As a dealer of paintings and prints, Nathan Isen specialized in selling Warhols, Dalís, and the works of other modern artists to Main Line connoisseurs and investors nationwide. But when a less-than-savory customer showed up at his storefront with $20,000 in cash - bound in rubber bands, stuffed in a brown paper bag, and reeking of marijuana - Isen didn't turn her away. In fact, federal prosecutors said Friday, the 61-year-old art dealer, whose I. Brewster & Co. gallery is a Museum Row mainstay, proved only too accommodating.
NEWS
August 7, 2014 | BY JENNY DeHUFF, Daily News Staff Writer dehuffj@phillynews.com, 215-854-5218
WHATEVER CHANCE it had of gaining Mayor Nutter's support, City Council's small-amount-of-marijuana bill may have been lost in a media skirmish between the mayor and Councilman Jim Kenney. Both politicos have upped their fervor both for and against a measure that would give police officers the discretion to write a ticket carrying a $25 fine for possessors of an ounce of weed or less. "My problem is his arrogance relating to this issue. It is astounding, and clearly he has not been living in the real world for the last 5 1/2 to six years," Kenney said.
ENTERTAINMENT
August 2, 2014 | By Patricia Schrieber, Inquirer Columnist
Harvest dill. Dill is an herb known to aid digestion, flavor a variety of dishes, and in old times, ward off evil spirits. Now that dill has flowered and is about to set seed, this is just the right time to harvest the leaves before they turn yellow. Although I grew dill several times in past years, my harvested leaves always became moldy and never dried properly. As a result, I gave up growing it until this spring when a gardening friend suggested I harvest the green leaves, put them in a plastic bag and freeze them.
NEWS
June 21, 2014 | By Jeff Gammage and Jason Grant, Inquirer Staff Writers

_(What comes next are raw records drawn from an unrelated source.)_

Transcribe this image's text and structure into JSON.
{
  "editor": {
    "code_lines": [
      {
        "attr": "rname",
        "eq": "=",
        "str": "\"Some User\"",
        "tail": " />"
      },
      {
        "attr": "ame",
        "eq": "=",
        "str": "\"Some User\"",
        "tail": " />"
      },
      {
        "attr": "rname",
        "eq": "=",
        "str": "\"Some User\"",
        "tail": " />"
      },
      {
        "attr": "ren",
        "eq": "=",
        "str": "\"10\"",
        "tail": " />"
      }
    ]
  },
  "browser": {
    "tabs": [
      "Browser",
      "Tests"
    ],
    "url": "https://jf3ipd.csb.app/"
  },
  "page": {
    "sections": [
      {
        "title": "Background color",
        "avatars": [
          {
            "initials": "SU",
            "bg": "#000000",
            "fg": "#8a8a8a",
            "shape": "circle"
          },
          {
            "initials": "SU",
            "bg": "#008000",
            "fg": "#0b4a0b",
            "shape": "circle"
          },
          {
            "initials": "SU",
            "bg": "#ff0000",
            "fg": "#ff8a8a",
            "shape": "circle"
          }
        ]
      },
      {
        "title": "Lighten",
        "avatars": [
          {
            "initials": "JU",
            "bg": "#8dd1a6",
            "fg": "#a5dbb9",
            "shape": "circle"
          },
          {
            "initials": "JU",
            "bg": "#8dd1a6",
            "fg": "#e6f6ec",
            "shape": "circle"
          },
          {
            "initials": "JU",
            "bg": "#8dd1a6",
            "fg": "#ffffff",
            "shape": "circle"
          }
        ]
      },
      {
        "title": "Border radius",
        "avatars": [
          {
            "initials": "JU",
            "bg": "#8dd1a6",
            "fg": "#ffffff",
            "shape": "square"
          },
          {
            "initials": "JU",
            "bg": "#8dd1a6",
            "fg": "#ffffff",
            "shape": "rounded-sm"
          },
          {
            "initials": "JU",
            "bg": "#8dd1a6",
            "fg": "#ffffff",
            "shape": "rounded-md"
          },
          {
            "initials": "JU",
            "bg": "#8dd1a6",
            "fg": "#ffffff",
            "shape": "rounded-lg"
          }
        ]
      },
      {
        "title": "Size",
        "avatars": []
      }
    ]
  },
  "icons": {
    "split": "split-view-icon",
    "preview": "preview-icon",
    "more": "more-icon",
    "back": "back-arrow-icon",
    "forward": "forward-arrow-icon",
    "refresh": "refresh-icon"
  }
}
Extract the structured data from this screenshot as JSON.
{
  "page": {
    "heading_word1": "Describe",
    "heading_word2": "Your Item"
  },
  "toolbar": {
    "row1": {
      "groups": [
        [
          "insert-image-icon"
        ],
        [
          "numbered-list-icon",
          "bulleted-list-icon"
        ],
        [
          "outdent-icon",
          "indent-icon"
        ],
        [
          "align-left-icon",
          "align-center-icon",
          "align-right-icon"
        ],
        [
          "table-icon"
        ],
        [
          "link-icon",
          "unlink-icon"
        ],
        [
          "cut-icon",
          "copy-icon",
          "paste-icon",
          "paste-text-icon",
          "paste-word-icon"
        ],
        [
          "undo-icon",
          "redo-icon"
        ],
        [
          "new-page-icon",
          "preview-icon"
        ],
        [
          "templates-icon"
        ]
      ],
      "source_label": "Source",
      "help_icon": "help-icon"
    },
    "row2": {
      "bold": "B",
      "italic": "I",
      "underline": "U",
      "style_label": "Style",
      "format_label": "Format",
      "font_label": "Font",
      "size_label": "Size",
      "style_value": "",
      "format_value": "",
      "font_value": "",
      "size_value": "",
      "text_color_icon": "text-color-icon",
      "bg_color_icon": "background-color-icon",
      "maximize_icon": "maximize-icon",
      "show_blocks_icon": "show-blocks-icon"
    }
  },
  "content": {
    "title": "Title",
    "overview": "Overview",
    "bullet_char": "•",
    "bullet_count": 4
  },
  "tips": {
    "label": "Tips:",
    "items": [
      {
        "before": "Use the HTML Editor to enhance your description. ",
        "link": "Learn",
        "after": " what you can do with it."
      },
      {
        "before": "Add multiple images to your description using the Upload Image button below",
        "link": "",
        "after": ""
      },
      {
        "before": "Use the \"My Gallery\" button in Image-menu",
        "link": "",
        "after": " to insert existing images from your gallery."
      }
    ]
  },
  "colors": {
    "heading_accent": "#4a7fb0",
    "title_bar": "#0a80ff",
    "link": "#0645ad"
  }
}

Don't light up in public just yet, tokers - pot's still illegal. But Philadelphia is poised to join a rising number of state and local governments after City Council voted, 13-3, Thursday to substantially lessen the penalties for possessing small amounts of marijuana. People caught with less than about an ounce would be issued a citation and fined $25, but not arrested. The apparently veto-proof majority adopted a measure that advocates say will free police to handle more-important duties, and help African American residents who have been penalized disproportionately.
1 | 2 | 3 | 4 | 5 | Next »
|
|
|
|
|